The Halifax Public Library has a hopping Facebook page and a very popular Twitter feed with 4,016 followers. Unlike the other libraries we’ve seen to date, they have a mini twitter feed on their homepage with about 3 recent tweets that you can click to get to their Twitter account:
Halifax Public Library homepage
I am having trouble finding any Halifax Public Library events posted on Twitter, which is unusual for a library Twitter feed.
Oh, there they are. They’re on the Facebook page together with book reviews and staff pics. I think this is the first library we have seen so far that has very little (if any) overlap between Facebook and Twitter, and it seems to be working. I would likely follow the library on Twitter just to get my daily dose of interesting news. If I was curious about what was actually happening at the library, I would turn to Facebook.
HPL’s Twitter account reached the 4000 follower mark in early April, which is pretty remarkable. I’m curious as to what it is they are doing right, so this post will focus on HPL’s Twitter account (rather than Facebook) to try and find out what makes it so popular, and if it is a successful Library 2.0 tool.
After sampling some tweets, I suspect that the key to their success is that the majority of their posts have nothing at all to do with the library. So how does that work?
In “Twitter for Libraries (and Librarians),” Sarah Milstein writes that “the essence of Twitter is conversation.

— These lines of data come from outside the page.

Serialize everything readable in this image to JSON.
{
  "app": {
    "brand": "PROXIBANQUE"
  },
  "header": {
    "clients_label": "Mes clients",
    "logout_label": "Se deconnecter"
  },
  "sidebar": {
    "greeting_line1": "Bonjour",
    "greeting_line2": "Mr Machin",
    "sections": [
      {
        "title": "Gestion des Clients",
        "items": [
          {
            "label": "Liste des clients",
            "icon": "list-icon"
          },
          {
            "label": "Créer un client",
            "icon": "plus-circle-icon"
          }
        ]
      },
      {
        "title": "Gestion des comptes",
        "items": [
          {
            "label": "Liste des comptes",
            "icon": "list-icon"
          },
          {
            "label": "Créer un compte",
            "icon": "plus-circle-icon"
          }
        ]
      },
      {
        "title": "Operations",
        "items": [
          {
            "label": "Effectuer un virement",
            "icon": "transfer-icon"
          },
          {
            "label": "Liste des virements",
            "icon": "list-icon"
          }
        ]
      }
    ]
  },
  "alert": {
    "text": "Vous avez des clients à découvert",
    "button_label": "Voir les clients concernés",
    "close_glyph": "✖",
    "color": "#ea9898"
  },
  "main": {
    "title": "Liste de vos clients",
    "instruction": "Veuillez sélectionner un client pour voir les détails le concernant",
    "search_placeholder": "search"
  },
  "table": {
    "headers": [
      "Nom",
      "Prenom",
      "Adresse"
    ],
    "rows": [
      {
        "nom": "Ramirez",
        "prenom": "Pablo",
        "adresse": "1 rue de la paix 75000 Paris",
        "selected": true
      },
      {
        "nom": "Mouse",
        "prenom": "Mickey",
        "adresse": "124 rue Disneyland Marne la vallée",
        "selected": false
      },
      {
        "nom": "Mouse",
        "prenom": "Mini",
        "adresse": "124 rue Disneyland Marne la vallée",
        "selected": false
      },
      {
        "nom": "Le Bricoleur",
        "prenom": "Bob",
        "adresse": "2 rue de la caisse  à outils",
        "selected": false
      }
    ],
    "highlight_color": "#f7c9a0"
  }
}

Libraries, however, tend to use it as a broadcast mechanism.” Millstein writes that “libraries on Twitter should encourage followers to interact with the library—ask questions, share links, re-Tweet interesting posts from others, and reply when people message you (those are prefaced with @ your account name).” HPL is setting a good example and trying to get some conversation rolling by posting links, news, and events outside the walls of the library and replying to messages. It seems that this method, rather than using Twitter as a “broadcast mechanism,” attracts the most followers, which hopefully leads to more talk about the library in general and a supportive community of patrons.
HPL tweets about Google doodles, CBC stories, the City of Halifax, the release of Census records in Canada and the U.S., job seeking, tech news, and everything in between. HPL tweets several times a day (they tweeted 6 times on April 5!), and the tweets are conversational and upbeat. NPL uses the character limit in Twitter to write a short blurb about something that caught their interest, include a # when appropriate to categorize their tweets, and link to the page where it can be found. Because NPL links to sources outside of the library and because they use hashtags, they have built themselves into a rich online network. They are responsive to user needs, too, as a recent tweet demonstrates. One of the library’s patrons asks if HPL has an iPhone app, which he says he would use. HPL responds: “No iPhone library app yet (except the OverDrive app for library eBooks). We’ll forward your suggestion to our web manager!” I think we’ve just witnessed Library 2.0 in action.